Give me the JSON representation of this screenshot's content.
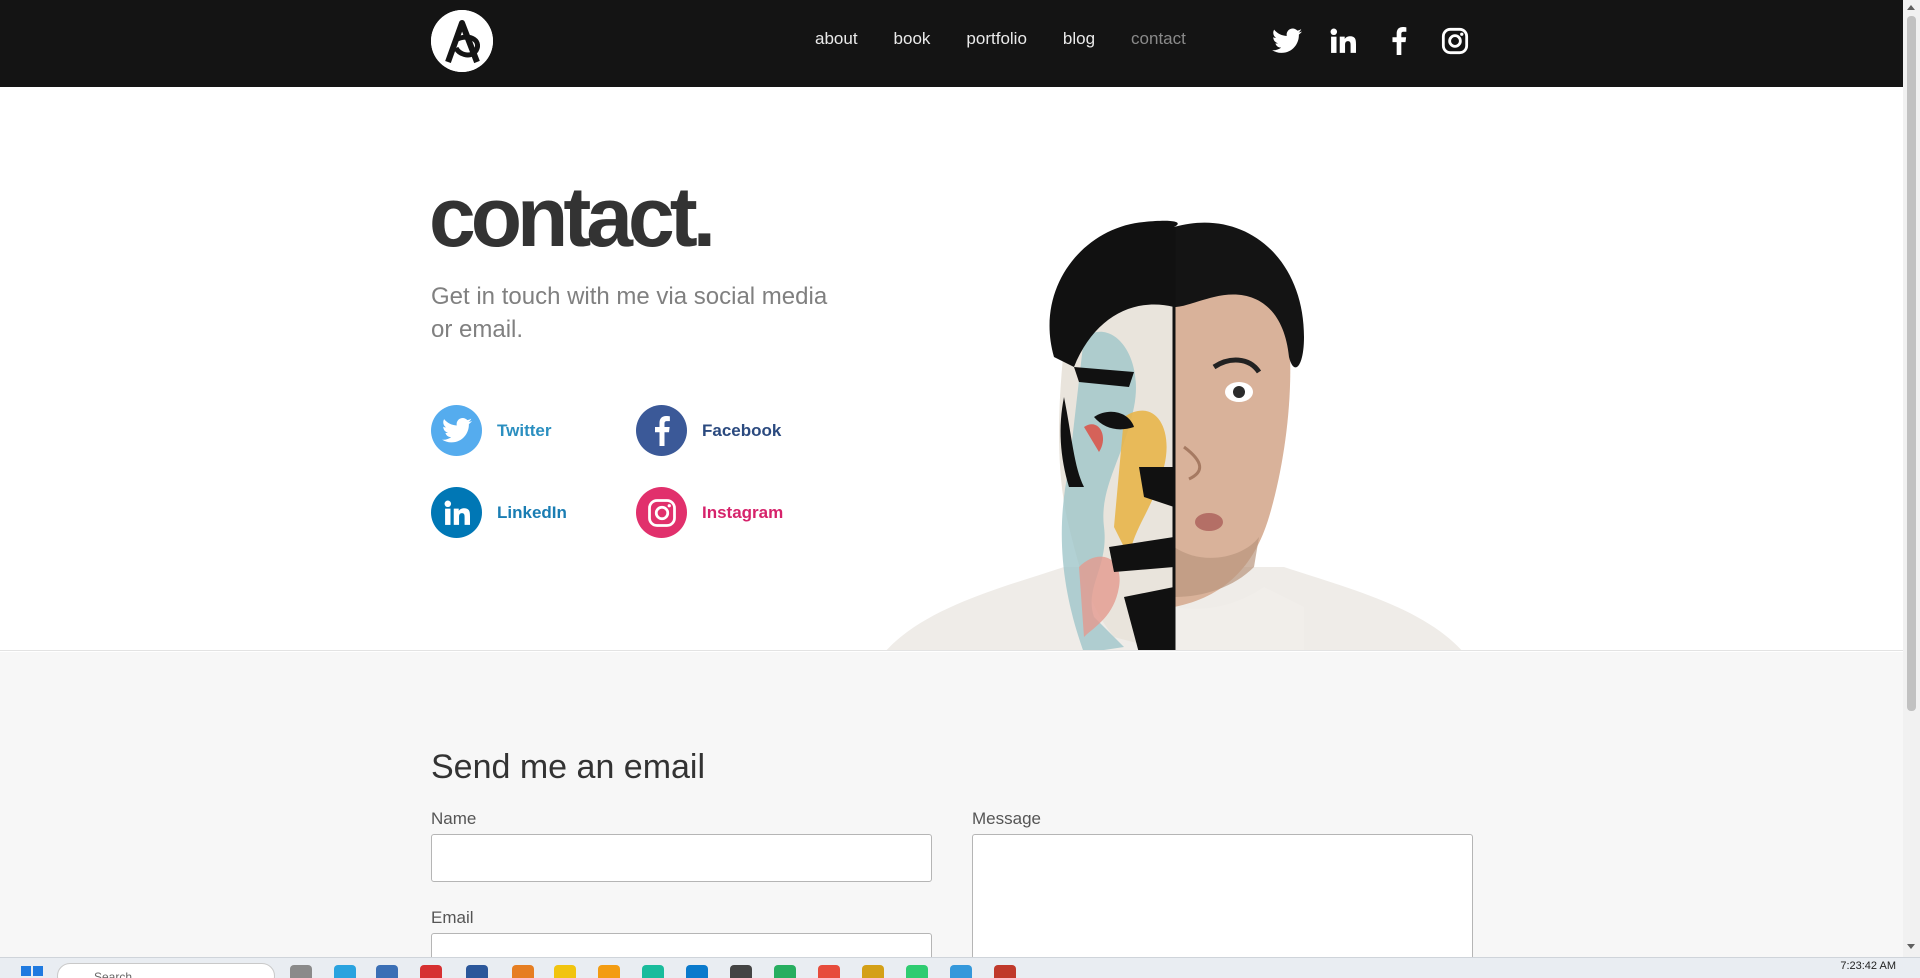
{
  "nav": {
    "links": [
      "about",
      "book",
      "portfolio",
      "blog",
      "contact"
    ],
    "active": "contact",
    "social_icons": [
      "twitter-icon",
      "linkedin-icon",
      "facebook-icon",
      "instagram-icon"
    ]
  },
  "hero": {
    "title": "contact.",
    "subtitle": "Get in touch with me via social media or email.",
    "links": [
      {
        "label": "Twitter",
        "icon": "twitter-icon",
        "color": "#55acee"
      },
      {
        "label": "Facebook",
        "icon": "facebook-icon",
        "color": "#3b5998"
      },
      {
        "label": "LinkedIn",
        "icon": "linkedin-icon",
        "color": "#0077b5"
      },
      {
        "label": "Instagram",
        "icon": "instagram-icon",
        "color": "#e1306c"
      }
    ],
    "label_colors": {
      "twitter": "#2b8fc0",
      "facebook": "#2b4a7f",
      "linkedin": "#1a7db3",
      "instagram": "#d6236b"
    }
  },
  "form": {
    "heading": "Send me an email",
    "name_label": "Name",
    "email_label": "Email",
    "message_label": "Message",
    "name_value": "",
    "email_value": "",
    "message_value": ""
  },
  "taskbar": {
    "search_placeholder": "Search",
    "clock": "7:23:42 AM"
  },
  "colors": {
    "topbar": "#141414",
    "title": "#333333",
    "subtitle": "#808080",
    "form_bg": "#f7f7f7"
  }
}
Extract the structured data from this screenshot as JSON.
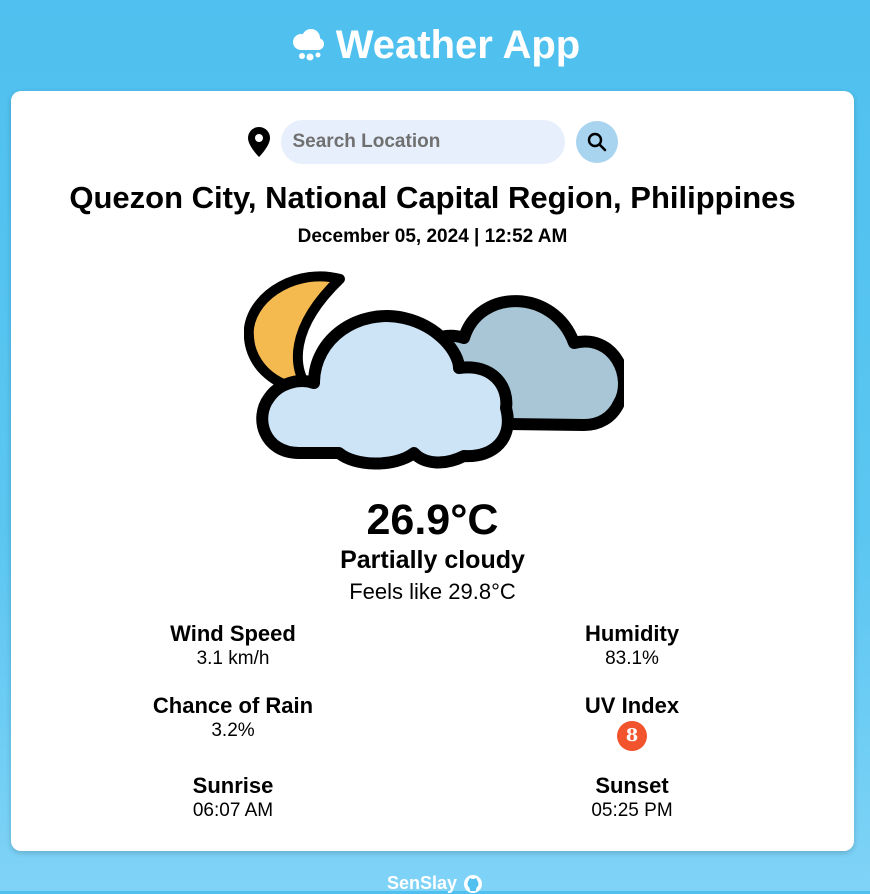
{
  "header": {
    "title": "Weather App",
    "logo_icon": "cloud-hail-icon"
  },
  "search": {
    "placeholder": "Search Location",
    "value": "",
    "location_icon": "map-pin-icon",
    "button_icon": "search-icon"
  },
  "current": {
    "location": "Quezon City, National Capital Region, Philippines",
    "datetime": "December 05, 2024 | 12:52 AM",
    "icon": "partly-cloudy-night-icon",
    "temperature": "26.9°C",
    "condition": "Partially cloudy",
    "feels_like": "Feels like 29.8°C"
  },
  "stats": {
    "wind": {
      "label": "Wind Speed",
      "value": "3.1 km/h"
    },
    "humidity": {
      "label": "Humidity",
      "value": "83.1%"
    },
    "rain": {
      "label": "Chance of Rain",
      "value": "3.2%"
    },
    "uv": {
      "label": "UV Index",
      "value": "8",
      "color": "#f2542d"
    },
    "sunrise": {
      "label": "Sunrise",
      "value": "06:07 AM"
    },
    "sunset": {
      "label": "Sunset",
      "value": "05:25 PM"
    }
  },
  "footer": {
    "author": "SenSlay",
    "icon": "github-icon"
  },
  "colors": {
    "background": "#4fc0ef",
    "card": "#ffffff",
    "search_bg": "#e6effb",
    "search_button": "#a8d4f0"
  }
}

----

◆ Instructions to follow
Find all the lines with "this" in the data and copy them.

◆ Exercise solution
Give me the JSON representation of this screenshot's content.
Extract the structured data from this screenshot as JSON.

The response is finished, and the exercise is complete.